Keeping a monthly summary of what kind of butterflies are flying in and out of the garden is a good idea, and Cathy over at Words and Herbs already does just that. Each month she documents a summary of the regulars, the newcomers, and the rare surprises. This month I tried, and although neither my patience nor my camera skills match hers it’s still nice to give it a try!
The one butterfly which swarmed this year were the skippers. There were dozens flitting around the front garden, and although they may not be the flashiest they do seem to have a character all their own.
I like to think my garden is relatively butterfly friendly with plenty of nectar plants and plenty of host plants to raise caterpillars on, but the whole idea of gardening with butterflies in mind always struck me as going against every other plant growing principle. Butterflies are one of the freeloaders of the insect world. If they weren’t so pretty and entertaining I’m sure most gardeners would focus on getting rid of them rather than putting out the welcome mat. As youngsters they chew up your plants, and then as adults steal nectar away from the more industrious bees. Bees at least spread pollen around, but most butterflies (less so moths) have delicate legs and strawlike mouths that just don’t pick up or transfer pollen well. They fill their bellies up with nectar but the flower still has to sit and wait for a better pollinator to come along.

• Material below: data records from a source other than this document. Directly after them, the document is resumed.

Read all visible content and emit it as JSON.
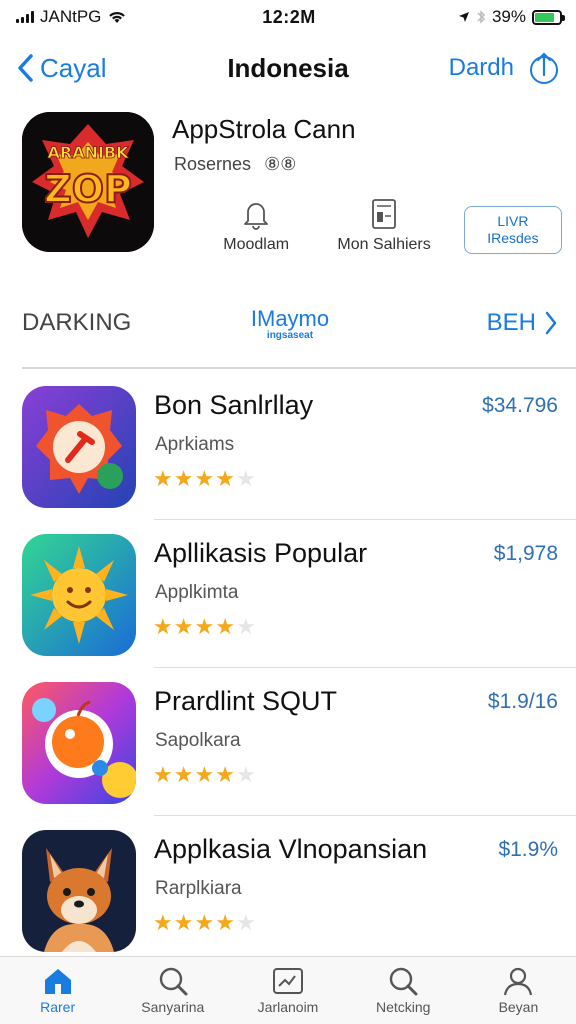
{
  "status": {
    "carrier": "JANtPG",
    "time": "12:2M",
    "battery": "39%"
  },
  "nav": {
    "back_label": "Cayal",
    "title": "Indonesia",
    "right_label": "Dardh"
  },
  "featured": {
    "name": "AppStrola Cann",
    "rating_text": "Rosernes",
    "rating_badge": "⑧⑧",
    "icon_text_top": "ARANIBK",
    "icon_text_main": "ZOP",
    "actions": {
      "notify_label": "Moodlam",
      "similar_label": "Mon Salhiers",
      "button_line1": "LIVR",
      "button_line2": "IResdes"
    }
  },
  "section": {
    "title": "DARKING",
    "center_main": "IMaymo",
    "center_sub": "ingsaseat",
    "more_label": "BEH"
  },
  "apps": [
    {
      "name": "Bon Sanlrllay",
      "subtitle": "Aprkiams",
      "price": "$34.796",
      "rating": 4,
      "icon_colors": [
        "#7a3bd1",
        "#2947b8"
      ]
    },
    {
      "name": "Apllikasis Popular",
      "subtitle": "Applkimta",
      "price": "$1,978",
      "rating": 4,
      "icon_colors": [
        "#2fcf8e",
        "#1b6fd8"
      ]
    },
    {
      "name": "Prardlint SQUT",
      "subtitle": "Sapolkara",
      "price": "$1.9/16",
      "rating": 4,
      "icon_colors": [
        "#ff4f6e",
        "#4f3ee0"
      ]
    },
    {
      "name": "Applkasia Vlnopansian",
      "subtitle": "Rarplkiara",
      "price": "$1.9%",
      "rating": 4,
      "icon_colors": [
        "#1b2746",
        "#0f1830"
      ]
    }
  ],
  "tabs": [
    {
      "label": "Rarer",
      "icon": "house-icon",
      "active": true
    },
    {
      "label": "Sanyarina",
      "icon": "search-icon",
      "active": false
    },
    {
      "label": "Jarlanoim",
      "icon": "image-icon",
      "active": false
    },
    {
      "label": "Netcking",
      "icon": "search-icon",
      "active": false
    },
    {
      "label": "Beyan",
      "icon": "person-icon",
      "active": false
    }
  ],
  "colors": {
    "accent": "#1a7be0",
    "star": "#f6a81c",
    "price": "#2f6fb3",
    "battery": "#34c759"
  }
}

Freeloaders or not, butterflies are welcome here. Actually with all the bees and wasps and birds in my garden it’s amazing any make it to adulthood to begin with. Birds and wasps are always looking for a tasty caterpillar morsel to bring home… although I believe these blue dauber wasps are spider hunters.
Butterfly cannot live by nectar alone, and while walking in a local state park I came across these cabbage whites “puddling”. The damp spot where the butterflies were drinking was suspiciously downhill from the restrooms and their aging plumbing, and I suspect this seepage was rich in the salts and minerals that are otherwise missing from a nectar diet. Not to paint the butterflies in too gross a light, but rotting fruit and urine are two yummies for a nice puddling party. To each his own I say.
Also seen at the state park was this one.
Everyone knows the Monarch, but the swallowtails are my favorites. In the spring there were a few black swallowtails on the fennel, but the real fancy pants is the yellow Tiger Swallowtail. This one seems to have run into one too many bird beaks.
A not-quite-as-yellow as a normal Tiger Swallowtail turned out to actually be a Giant Swallowtail and I was quite pleased. On the first visit I didn’t get the camera, but when he was back the next day I gave it a go.
If only the breeze would have calmed, maybe I could have had a clear shot, but as it was he kept on fluttering to keep his balance. I wanted to get a shot of the darker backside to the wings.
So there it is, an August summary of some of the fluttering butter which has been passing through. Wish the shots could have been clearer but I’m just grateful I was able to get the ones I did! Hope you enjoyed.